What you will do
Print each record below character for character.
Extracted records Start Marker
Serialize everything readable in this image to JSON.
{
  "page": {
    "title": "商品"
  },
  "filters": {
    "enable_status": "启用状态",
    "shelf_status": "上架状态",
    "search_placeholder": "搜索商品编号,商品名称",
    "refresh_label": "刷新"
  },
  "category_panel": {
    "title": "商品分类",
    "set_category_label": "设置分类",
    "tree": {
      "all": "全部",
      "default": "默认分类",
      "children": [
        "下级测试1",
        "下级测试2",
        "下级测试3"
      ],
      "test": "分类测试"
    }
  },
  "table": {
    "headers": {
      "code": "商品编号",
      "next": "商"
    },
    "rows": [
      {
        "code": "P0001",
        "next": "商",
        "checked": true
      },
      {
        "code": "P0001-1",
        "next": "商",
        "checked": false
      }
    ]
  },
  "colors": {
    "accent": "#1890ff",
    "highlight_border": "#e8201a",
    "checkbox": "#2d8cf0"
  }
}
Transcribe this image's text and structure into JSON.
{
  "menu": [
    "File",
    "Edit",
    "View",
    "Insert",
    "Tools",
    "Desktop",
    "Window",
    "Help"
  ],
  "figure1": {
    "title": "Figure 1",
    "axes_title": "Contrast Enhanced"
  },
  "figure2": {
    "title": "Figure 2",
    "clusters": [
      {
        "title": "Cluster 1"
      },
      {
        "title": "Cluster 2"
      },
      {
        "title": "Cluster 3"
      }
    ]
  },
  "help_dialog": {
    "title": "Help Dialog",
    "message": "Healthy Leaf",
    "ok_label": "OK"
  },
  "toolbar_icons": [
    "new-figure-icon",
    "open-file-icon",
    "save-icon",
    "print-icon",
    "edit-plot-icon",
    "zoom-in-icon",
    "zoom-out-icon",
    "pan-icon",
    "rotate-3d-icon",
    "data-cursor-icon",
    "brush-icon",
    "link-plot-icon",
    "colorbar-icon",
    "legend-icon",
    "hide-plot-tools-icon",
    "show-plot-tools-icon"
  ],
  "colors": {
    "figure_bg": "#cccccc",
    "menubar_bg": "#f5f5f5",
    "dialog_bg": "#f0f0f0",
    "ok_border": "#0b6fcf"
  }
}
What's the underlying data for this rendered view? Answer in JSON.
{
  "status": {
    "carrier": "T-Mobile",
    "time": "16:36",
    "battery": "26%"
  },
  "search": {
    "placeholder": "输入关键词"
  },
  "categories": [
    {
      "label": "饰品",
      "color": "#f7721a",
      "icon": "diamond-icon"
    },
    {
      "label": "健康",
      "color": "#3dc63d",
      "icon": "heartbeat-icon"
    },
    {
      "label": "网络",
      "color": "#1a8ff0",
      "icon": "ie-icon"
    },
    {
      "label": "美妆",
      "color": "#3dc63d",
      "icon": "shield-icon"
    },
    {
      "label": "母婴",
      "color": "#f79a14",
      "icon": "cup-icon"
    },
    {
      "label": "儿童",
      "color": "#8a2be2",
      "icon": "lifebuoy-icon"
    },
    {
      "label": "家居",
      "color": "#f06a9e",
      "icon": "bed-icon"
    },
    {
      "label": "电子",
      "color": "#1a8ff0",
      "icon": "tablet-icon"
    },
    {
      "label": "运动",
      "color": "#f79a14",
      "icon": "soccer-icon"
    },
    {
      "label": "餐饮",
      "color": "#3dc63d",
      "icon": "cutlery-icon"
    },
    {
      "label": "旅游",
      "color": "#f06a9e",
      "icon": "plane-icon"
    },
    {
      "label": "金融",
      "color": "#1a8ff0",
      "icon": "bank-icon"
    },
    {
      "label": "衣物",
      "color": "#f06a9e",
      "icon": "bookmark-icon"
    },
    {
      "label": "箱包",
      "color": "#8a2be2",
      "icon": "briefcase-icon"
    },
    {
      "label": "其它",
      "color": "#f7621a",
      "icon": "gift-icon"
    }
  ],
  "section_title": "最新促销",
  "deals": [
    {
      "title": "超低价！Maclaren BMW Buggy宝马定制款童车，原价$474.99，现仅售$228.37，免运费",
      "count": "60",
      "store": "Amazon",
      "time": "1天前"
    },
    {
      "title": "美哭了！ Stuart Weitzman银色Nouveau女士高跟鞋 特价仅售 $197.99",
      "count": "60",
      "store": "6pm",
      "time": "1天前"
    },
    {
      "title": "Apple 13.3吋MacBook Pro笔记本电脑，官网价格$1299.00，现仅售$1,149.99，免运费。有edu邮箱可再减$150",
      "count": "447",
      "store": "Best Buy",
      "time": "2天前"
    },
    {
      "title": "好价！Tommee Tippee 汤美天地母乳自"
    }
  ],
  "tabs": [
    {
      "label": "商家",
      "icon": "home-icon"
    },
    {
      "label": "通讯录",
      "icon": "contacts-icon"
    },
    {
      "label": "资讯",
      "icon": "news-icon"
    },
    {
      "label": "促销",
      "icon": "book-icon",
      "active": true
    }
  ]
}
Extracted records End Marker
Reply
Serialize everything readable in this image to JSON.
{
  "page": {
    "title": "商品"
  },
  "filters": {
    "enable_status": "启用状态",
    "shelf_status": "上架状态",
    "search_placeholder": "搜索商品编号,商品名称",
    "refresh_label": "刷新"
  },
  "category_panel": {
    "title": "商品分类",
    "set_category_label": "设置分类",
    "tree": {
      "all": "全部",
      "default": "默认分类",
      "children": [
        "下级测试1",
        "下级测试2",
        "下级测试3"
      ],
      "test": "分类测试"
    }
  },
  "table": {
    "headers": {
      "code": "商品编号",
      "next": "商"
    },
    "rows": [
      {
        "code": "P0001",
        "next": "商",
        "checked": true
      },
      {
        "code": "P0001-1",
        "next": "商",
        "checked": false
      }
    ]
  },
  "colors": {
    "accent": "#1890ff",
    "highlight_border": "#e8201a",
    "checkbox": "#2d8cf0"
  }
}
Transcribe this image's text and structure into JSON.
{
  "menu": [
    "File",
    "Edit",
    "View",
    "Insert",
    "Tools",
    "Desktop",
    "Window",
    "Help"
  ],
  "figure1": {
    "title": "Figure 1",
    "axes_title": "Contrast Enhanced"
  },
  "figure2": {
    "title": "Figure 2",
    "clusters": [
      {
        "title": "Cluster 1"
      },
      {
        "title": "Cluster 2"
      },
      {
        "title": "Cluster 3"
      }
    ]
  },
  "help_dialog": {
    "title": "Help Dialog",
    "message": "Healthy Leaf",
    "ok_label": "OK"
  },
  "toolbar_icons": [
    "new-figure-icon",
    "open-file-icon",
    "save-icon",
    "print-icon",
    "edit-plot-icon",
    "zoom-in-icon",
    "zoom-out-icon",
    "pan-icon",
    "rotate-3d-icon",
    "data-cursor-icon",
    "brush-icon",
    "link-plot-icon",
    "colorbar-icon",
    "legend-icon",
    "hide-plot-tools-icon",
    "show-plot-tools-icon"
  ],
  "colors": {
    "figure_bg": "#cccccc",
    "menubar_bg": "#f5f5f5",
    "dialog_bg": "#f0f0f0",
    "ok_border": "#0b6fcf"
  }
}
What's the underlying data for this rendered view? Answer in JSON.
{
  "status": {
    "carrier": "T-Mobile",
    "time": "16:36",
    "battery": "26%"
  },
  "search": {
    "placeholder": "输入关键词"
  },
  "categories": [
    {
      "label": "饰品",
      "color": "#f7721a",
      "icon": "diamond-icon"
    },
    {
      "label": "健康",
      "color": "#3dc63d",
      "icon": "heartbeat-icon"
    },
    {
      "label": "网络",
      "color": "#1a8ff0",
      "icon": "ie-icon"
    },
    {
      "label": "美妆",
      "color": "#3dc63d",
      "icon": "shield-icon"
    },
    {
      "label": "母婴",
      "color": "#f79a14",
      "icon": "cup-icon"
    },
    {
      "label": "儿童",
      "color": "#8a2be2",
      "icon": "lifebuoy-icon"
    },
    {
      "label": "家居",
      "color": "#f06a9e",
      "icon": "bed-icon"
    },
    {
      "label": "电子",
      "color": "#1a8ff0",
      "icon": "tablet-icon"
    },
    {
      "label": "运动",
      "color": "#f79a14",
      "icon": "soccer-icon"
    },
    {
      "label": "餐饮",
      "color": "#3dc63d",
      "icon": "cutlery-icon"
    },
    {
      "label": "旅游",
      "color": "#f06a9e",
      "icon": "plane-icon"
    },
    {
      "label": "金融",
      "color": "#1a8ff0",
      "icon": "bank-icon"
    },
    {
      "label": "衣物",
      "color": "#f06a9e",
      "icon": "bookmark-icon"
    },
    {
      "label": "箱包",
      "color": "#8a2be2",
      "icon": "briefcase-icon"
    },
    {
      "label": "其它",
      "color": "#f7621a",
      "icon": "gift-icon"
    }
  ],
  "section_title": "最新促销",
  "deals": [
    {
      "title": "超低价！Maclaren BMW Buggy宝马定制款童车，原价$474.99，现仅售$228.37，免运费",
      "count": "60",
      "store": "Amazon",
      "time": "1天前"
    },
    {
      "title": "美哭了！ Stuart Weitzman银色Nouveau女士高跟鞋 特价仅售 $197.99",
      "count": "60",
      "store": "6pm",
      "time": "1天前"
    },
    {
      "title": "Apple 13.3吋MacBook Pro笔记本电脑，官网价格$1299.00，现仅售$1,149.99，免运费。有edu邮箱可再减$150",
      "count": "447",
      "store": "Best Buy",
      "time": "2天前"
    },
    {
      "title": "好价！Tommee Tippee 汤美天地母乳自"
    }
  ],
  "tabs": [
    {
      "label": "商家",
      "icon": "home-icon"
    },
    {
      "label": "通讯录",
      "icon": "contacts-icon"
    },
    {
      "label": "资讯",
      "icon": "news-icon"
    },
    {
      "label": "促销",
      "icon": "book-icon",
      "active": true
    }
  ]
}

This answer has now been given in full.